And remember, four of the 36 remaining players are out of the picture due to long-term injury, so really there are only 7 cuts left to be made in order to take this group down to a 25-man unit for April.

Also see: 1st round of cuts | 2nd | 3rd | 4th | 5th | 6th

Here’s the full spring training squad. Players in italics are non-roster invitees. Players in strikethrough have been reassigned to minor league camp. Players with **asterisks will miss the start of the season to injury. (Note that some of the injured players could wind up on the 60-day DL, which would make room to add replacements to the 40-man roster.)

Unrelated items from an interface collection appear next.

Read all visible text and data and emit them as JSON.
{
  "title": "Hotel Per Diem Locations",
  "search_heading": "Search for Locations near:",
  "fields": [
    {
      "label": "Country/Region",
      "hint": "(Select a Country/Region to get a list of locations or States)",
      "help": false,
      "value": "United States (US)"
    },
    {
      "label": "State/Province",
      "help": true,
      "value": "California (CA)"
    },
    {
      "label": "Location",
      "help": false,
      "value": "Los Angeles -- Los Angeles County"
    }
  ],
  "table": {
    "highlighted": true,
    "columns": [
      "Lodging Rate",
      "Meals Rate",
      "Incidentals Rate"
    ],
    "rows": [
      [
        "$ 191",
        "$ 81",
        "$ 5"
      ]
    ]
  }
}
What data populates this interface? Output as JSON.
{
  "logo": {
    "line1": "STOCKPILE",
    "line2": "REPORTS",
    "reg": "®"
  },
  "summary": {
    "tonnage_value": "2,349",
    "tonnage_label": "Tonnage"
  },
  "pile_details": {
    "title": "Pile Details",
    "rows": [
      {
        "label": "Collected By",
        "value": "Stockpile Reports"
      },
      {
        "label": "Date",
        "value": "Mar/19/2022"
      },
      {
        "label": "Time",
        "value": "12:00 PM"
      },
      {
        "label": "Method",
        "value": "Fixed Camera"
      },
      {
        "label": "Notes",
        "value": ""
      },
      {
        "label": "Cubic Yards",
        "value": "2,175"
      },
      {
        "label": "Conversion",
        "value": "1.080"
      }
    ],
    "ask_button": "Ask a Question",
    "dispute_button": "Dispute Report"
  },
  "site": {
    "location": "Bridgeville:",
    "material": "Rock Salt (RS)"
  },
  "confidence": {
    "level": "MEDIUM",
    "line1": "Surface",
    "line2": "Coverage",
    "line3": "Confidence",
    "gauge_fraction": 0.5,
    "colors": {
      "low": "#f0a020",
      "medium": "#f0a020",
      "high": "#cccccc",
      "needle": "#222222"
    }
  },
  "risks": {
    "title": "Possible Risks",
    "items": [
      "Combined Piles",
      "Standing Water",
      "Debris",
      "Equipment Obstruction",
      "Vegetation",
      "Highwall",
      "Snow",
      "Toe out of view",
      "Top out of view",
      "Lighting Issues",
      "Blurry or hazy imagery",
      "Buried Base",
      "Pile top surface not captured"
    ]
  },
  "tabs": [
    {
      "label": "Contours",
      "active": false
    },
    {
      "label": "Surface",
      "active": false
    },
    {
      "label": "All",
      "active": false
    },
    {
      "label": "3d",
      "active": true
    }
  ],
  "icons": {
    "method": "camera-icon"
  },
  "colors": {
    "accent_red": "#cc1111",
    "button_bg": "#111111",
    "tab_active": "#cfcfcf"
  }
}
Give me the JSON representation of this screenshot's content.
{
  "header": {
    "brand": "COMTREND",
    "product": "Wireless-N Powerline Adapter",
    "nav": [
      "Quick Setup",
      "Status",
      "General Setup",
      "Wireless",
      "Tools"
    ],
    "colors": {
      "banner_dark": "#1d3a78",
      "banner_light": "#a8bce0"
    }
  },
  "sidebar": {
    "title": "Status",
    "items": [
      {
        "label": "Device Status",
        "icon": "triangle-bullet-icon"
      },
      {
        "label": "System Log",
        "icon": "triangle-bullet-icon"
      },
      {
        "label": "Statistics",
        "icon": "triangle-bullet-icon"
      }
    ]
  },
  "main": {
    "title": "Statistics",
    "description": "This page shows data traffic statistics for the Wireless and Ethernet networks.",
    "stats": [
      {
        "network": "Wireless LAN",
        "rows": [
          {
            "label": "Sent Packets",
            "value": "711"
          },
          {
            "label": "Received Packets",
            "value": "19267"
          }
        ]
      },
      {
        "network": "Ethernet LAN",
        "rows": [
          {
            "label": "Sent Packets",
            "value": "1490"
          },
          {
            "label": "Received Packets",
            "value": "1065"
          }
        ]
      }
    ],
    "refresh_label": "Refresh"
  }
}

Pitchers Hitters
Starters

**Sonny Gray (R)
Sean Manaea (L)
Kendall Graveman (R)
Andrew Triggs (R)
Jharel Cotton (R)
**Daniel Mengden (R)
Raul Alcantara (R)
Jesse Hahn (R)
**Chris Bassitt (R)
Paul Blackburn (R)
Ross Detwiler (L)
**Felix Doubront (L)
Daniel Gossett (R)
Heath Fillmyer (R)
A.J. Puk (L)


Relievers

Ryan Madson (R)
Sean Doolittle (L)
Ryan Dull (R)
Liam Hendriks (R)
Santiago Casilla (R)
John Axford (R)
Daniel Coulombe (L)
Frankie Montas (R)
Bobby Wahl (R)
Michael Brady (R)
Simon Castro (R)
Tucker Healy (R)
Aaron Kurcz (R)
Zach Neal (R)
Chris Smith (R)
Josh Smith (R)
Tyler Sturdevant (R)
Cesar Valdez (R)
Trey Cochran-Gill (R)
Catchers

Stephen Vogt (L)
Josh Phegley (R)
Bruce Maxwell (L)
Ryan Lavarnway (R)
Matt McBride (R)
Sean Murphy (R)


Infielders

Ryon Healy (R)
Trevor Plouffe (R)
Yonder Alonso (L)
Mark Canha (R)
Matt Olson (L)
Renato Nunez (R)
Jed Lowrie (S)
Adam Rosales (R)
Joey Wendle (L)
Chad Pinder (R)
Marcus Semien (R)
Franklin Barreto (R)
Yairo Munoz (R)
Matt Chapman (R)
Jermaine Curtis (R)
Max Muncy (L)
Rangel Ravelo (R)
Josh Rodriguez (R)
Richie Martin (R)
Max Schrock (L)


Outfielders

Khris Davis (R)
Rajai Davis (R)
Matt Joyce (L)
**Jake Smolinski (R)
Jaycob Brugman (L)
Alejandro De Aza (L)
Jaff Decker (L)
Andrew Lambo (L)
Chris Parmelee (L)
Kenny Wilson (R)